The National Chairman of the Poultry Farmers Association, Victor Oppong Adjei has disclosed that the introduction of the Planting for Food and Jobs (PFJ) saw an increase in the production of maize but the lack of measures to prevent the product from being taken out of the country marred the gains.

He claimed that hitherto the PFJ, farmers were cultivating about 2 metric tons per hectare and after money was injected into maize production, and fertilizer subsidies, the yields went up to about 6 metric tons per hectare.

“But unfortunately, what happened was that we allowed the neighbouring countries to buy the maize from Ghana and that created the shortage. After the introduction of Planting for Foods and Jobs, the yields went up but we allowed people from Burkina, Togo, Benin, Nigeria and other neighbouring countries to buy the maize from Ghana which caused the rise up of the price and it’s not coming down but continues to go up” Oppong Adjei explained.

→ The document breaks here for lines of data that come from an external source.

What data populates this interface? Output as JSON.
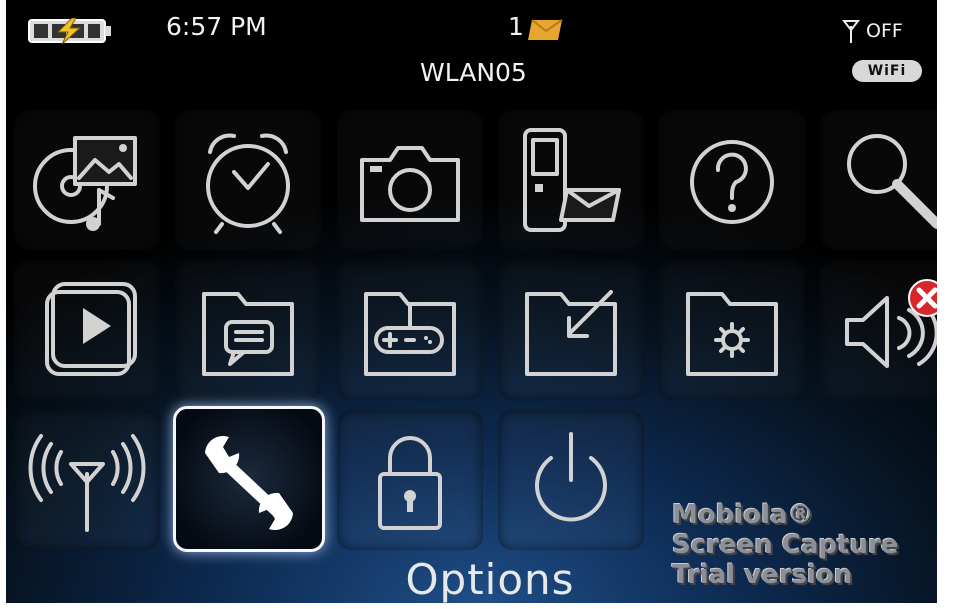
{
  "status_bar": {
    "time": "6:57 PM",
    "message_count": "1",
    "network_name": "WLAN05",
    "radio_state": "OFF",
    "wifi_badge": "WiFi",
    "battery_icon": "battery-charging-icon",
    "envelope_color": "#e8a631",
    "battery_bolt_color": "#f3c326"
  },
  "home_screen": {
    "selected_label": "Options",
    "apps": [
      {
        "name": "media",
        "icon": "media-icon"
      },
      {
        "name": "clock",
        "icon": "alarm-clock-icon"
      },
      {
        "name": "camera",
        "icon": "camera-icon"
      },
      {
        "name": "messenger",
        "icon": "phone-message-icon"
      },
      {
        "name": "help",
        "icon": "help-icon"
      },
      {
        "name": "search",
        "icon": "search-icon"
      },
      {
        "name": "videos",
        "icon": "video-play-icon"
      },
      {
        "name": "messages-folder",
        "icon": "chat-folder-icon"
      },
      {
        "name": "games-folder",
        "icon": "game-folder-icon"
      },
      {
        "name": "downloads-folder",
        "icon": "download-folder-icon"
      },
      {
        "name": "settings-folder",
        "icon": "settings-folder-icon"
      },
      {
        "name": "sound-profile",
        "icon": "speaker-muted-icon"
      },
      {
        "name": "manage-connections",
        "icon": "antenna-icon"
      },
      {
        "name": "options",
        "icon": "wrench-icon"
      },
      {
        "name": "lock",
        "icon": "padlock-icon"
      },
      {
        "name": "power",
        "icon": "power-icon"
      }
    ]
  },
  "watermark": {
    "line1": "Mobiola®",
    "line2": "Screen Capture",
    "line3": "Trial version"
  }
}
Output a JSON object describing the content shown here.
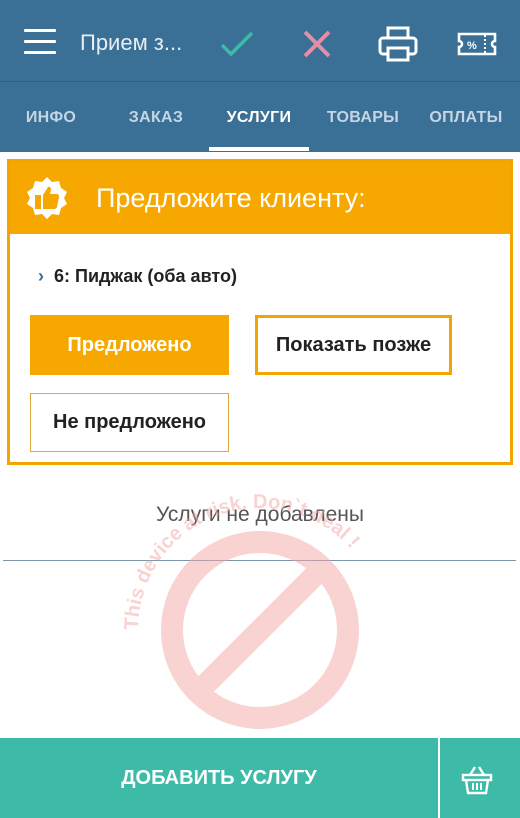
{
  "header": {
    "title": "Прием з...",
    "icons": [
      "menu-icon",
      "check-icon",
      "close-icon",
      "printer-icon",
      "discount-ticket-icon"
    ],
    "colors": {
      "bar": "#3a6f96",
      "check": "#3dbaa8",
      "close": "#e58ca6"
    }
  },
  "tabs": [
    {
      "label": "ИНФО",
      "active": false
    },
    {
      "label": "ЗАКАЗ",
      "active": false
    },
    {
      "label": "УСЛУГИ",
      "active": true
    },
    {
      "label": "ТОВАРЫ",
      "active": false
    },
    {
      "label": "ОПЛАТЫ",
      "active": false
    }
  ],
  "suggestion": {
    "title": "Предложите клиенту:",
    "icon": "thumbs-up-badge-icon",
    "item": "6: Пиджак (оба авто)",
    "buttons": {
      "offered": "Предложено",
      "show_later": "Показать позже",
      "not_offered": "Не предложено"
    },
    "accent_color": "#f6a800"
  },
  "services_empty_text": "Услуги не добавлены",
  "watermark": {
    "text": "This device at risk. Don`t deal !",
    "icon": "prohibited-sign-icon"
  },
  "bottom_bar": {
    "add_label": "ДОБАВИТЬ УСЛУГУ",
    "icon": "basket-icon",
    "color": "#3dbaa8"
  }
}
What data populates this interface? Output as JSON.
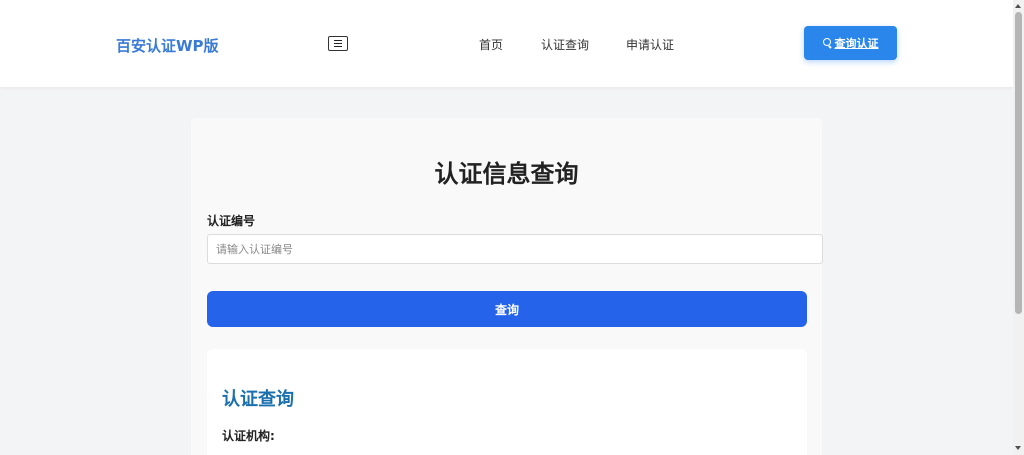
{
  "header": {
    "brand": "百安认证WP版",
    "nav": {
      "home": "首页",
      "query": "认证查询",
      "apply": "申请认证"
    },
    "query_button": "查询认证"
  },
  "form": {
    "title": "认证信息查询",
    "field_label": "认证编号",
    "placeholder": "请输入认证编号",
    "value": "",
    "submit": "查询"
  },
  "result": {
    "title": "认证查询",
    "org_label": "认证机构:"
  },
  "colors": {
    "brand": "#3a7bd5",
    "primary": "#2563eb",
    "top_button": "#2a86ea",
    "result_title": "#1a6fae"
  },
  "icons": {
    "menu": "hamburger-icon",
    "search": "search-icon"
  }
}
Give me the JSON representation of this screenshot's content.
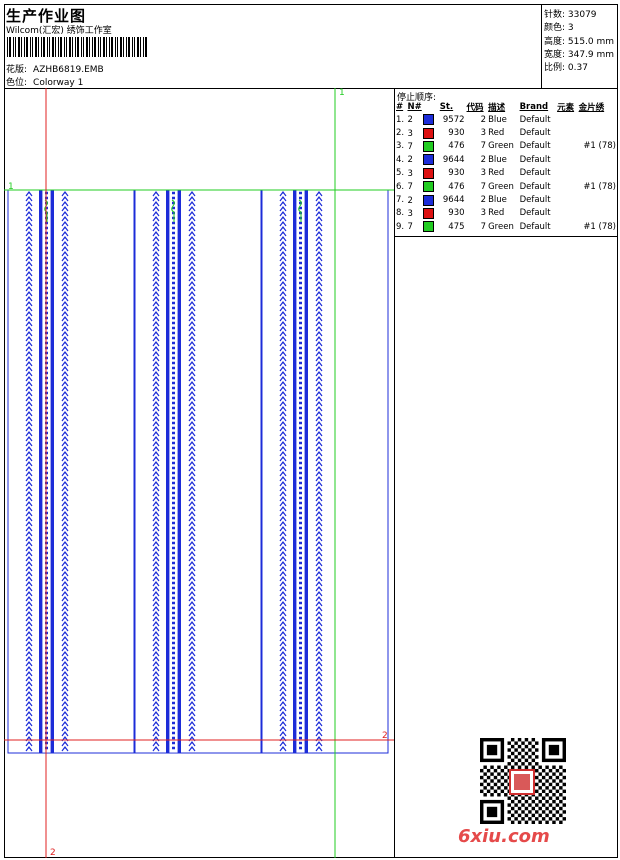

He blamed the government for not instituting policies or measures to consolidate the strides it made with the Planting for Food and Jobs. The open market and lack of proper regulations allowed the foreigners to even go directly to the farms to buy the maize from the farmers.

The availability of maize coupled with the high price is affecting poultry production.

The government however blames the Russian Ukraine war for the situation though the farmers claim the situation started several months before the war.

The Russian Embassy in Ghana took exception to the attribution of the current economic crisis across the globe to the Vladimir Putin-led invasion of Ukraine in February.

“However, the truth is different,” the Embassy said in a tweet on Monday.

The Chamber of Agriculture had earlier complained that prices of Fertilizer have gone up by 120 % within one year. A bag of Fertilizer now costs as much as 450 cedis per 50 kg depending on one’s location in the country. The 15% government subsidy amounts to just 52 cedis which only cushions transportation costs. The cost of ploughing has shot up due to an increase in fuel prices whereas labour cost has doubled and even farmers are struggling to get labour.

“We agree post-COVID and Russia Ukraine fight has affected prices. Even before the Ukraine problem, the government had already reduced subsidies on fertilizer. The government could have done better in solving the issue if it had been proactive.” Dr Charles Nyaaba, Peasant Farmers Association of Ghana